More than a third of Christians have suffered mental health problems

More than a third of Christians have suffered mental health issues, according to a survey by Christian Research to coincide with World Mental Health Day.

Over 35 per cent had experienced some form of mental health issue and more than 80 per cent knew a close friend or relative with similar experiences. Nearly three in ten said they had been discriminated against or knew someone who had, for mental health problems. And while most said they would be happy to talk about their mental health problems at church, seven in ten said their churches offered no resources to deal with it.

Katherine Welby Roberts, daughter of the Archbishop of Canterbury, has talked openly about her mental health battles.

Previous research by ComRes showed that mental health issues account for nearly 25 per cent of the disease quota in Britain yet attracts just 11 per cent of NHS spending.

The NSPCC maintains that children are at risk but that many of those referred for mental health treatment are denied access to it.

A recent BBC story stated that universities are facing a 10 per cent rise in demand for counselling services from students, with recorded mental health cases having risen from 8,000 to 18,000 between 2008 and 2012.

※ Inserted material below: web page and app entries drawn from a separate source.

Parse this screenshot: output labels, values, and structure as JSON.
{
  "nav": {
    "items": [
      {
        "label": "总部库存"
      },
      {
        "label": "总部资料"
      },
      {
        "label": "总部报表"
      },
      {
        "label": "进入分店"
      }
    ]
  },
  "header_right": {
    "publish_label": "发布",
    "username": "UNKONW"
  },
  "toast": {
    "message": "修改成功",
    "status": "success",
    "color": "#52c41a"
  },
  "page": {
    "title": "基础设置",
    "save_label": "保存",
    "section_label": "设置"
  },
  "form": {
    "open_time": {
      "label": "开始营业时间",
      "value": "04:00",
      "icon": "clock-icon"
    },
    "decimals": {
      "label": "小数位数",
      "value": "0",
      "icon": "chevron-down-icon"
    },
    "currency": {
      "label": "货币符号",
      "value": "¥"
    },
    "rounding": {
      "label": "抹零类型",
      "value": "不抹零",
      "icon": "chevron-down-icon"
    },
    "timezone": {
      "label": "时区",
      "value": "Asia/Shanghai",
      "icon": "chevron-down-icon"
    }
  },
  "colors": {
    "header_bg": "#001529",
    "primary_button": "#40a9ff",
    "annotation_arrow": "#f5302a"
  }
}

The online research was conducted via Christian Research's panel of around 17,000 practising Christians across the UK, with 1,275 responding between 5 and 7 October.

"This is a clear sign that churches need to provide a more supportive space for their congregations to explore these issues," said Maddy Fry, the researcher behind the study.

Earlier this year the UK's largest Christian disability charity, Livability, joined forces with Premier Mind and Soul to create new resource to help churches better understand people with mental health needs in their congregations.

Christian Today reported that Katharine Welby-Roberts, an associate at Livability and the Archbishop of Canterbury's daughter, who has spoken publicly regarding her struggles with depression, said: "As anti-stigma campaigns, such as Time to Change, begin to see societal attitudes towards mental health change, the Church has begun to recognise the need to better support people with mental health needs in their congregations." She said that churches wanted to support people with mental health problems, but did not know how. "This can often lead to isolation or people leaving the Church because they feel misunderstood or not catered for. I believe the Church is a key untapped local resource which can support people with mental health needs."